The lesson here is in two parts. First, again, look for the details… The assignment here was to shoot one of the world’s largest aircraft, the C-5 Galaxy. This aircraft is so big that the initial impulse is to try and get everything in. In fact, I picked up a fisheye lens specifically for this project, but my favorite shot was a detail shot that I wanted to make before I even left for the trip. This brings up the second part of the lesson: Pre-visualize the images you want to make. Start by doing your homework on places or things and draw out what images you might want to make beforehand, then write it down on a list. It will make planning and capturing of the images you want easier when you are there dealing with all of the innumerable problems that crop up on projects like this.
The final image of the desert Southwest from the air is a reminder to me to keep your head on a swivel. Always look around and while much of my time on planes is spent trying to get work done, writing manuscripts, emails, trying to do science when not in the lab, etc…, it pays off to look out the window from time to time and document what you see.
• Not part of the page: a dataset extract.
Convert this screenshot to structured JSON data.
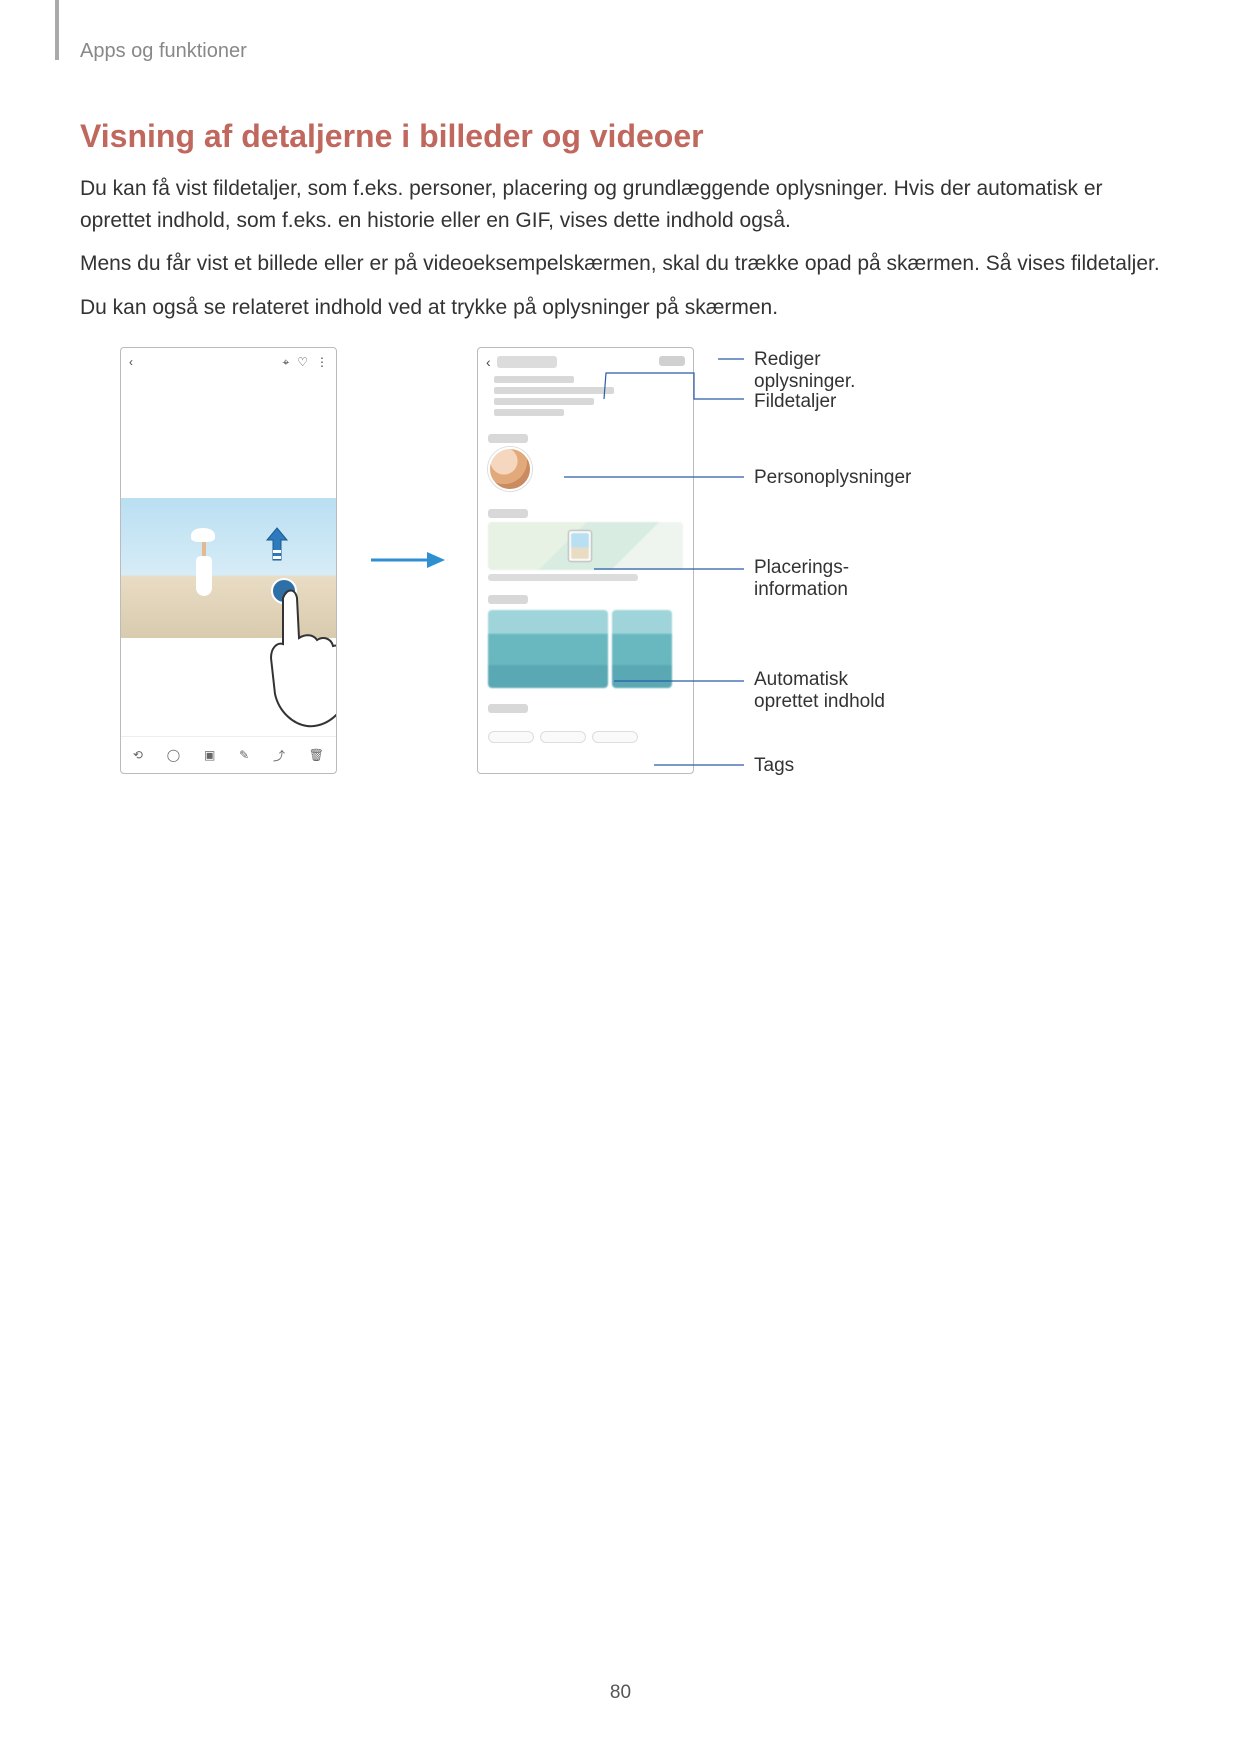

I’ve tried to do this for years as have others like my friend Duncan as evidenced by his Christmas card this year of an aerial shot of snowy Chicago.
Happy New Year and good hunting for 2011.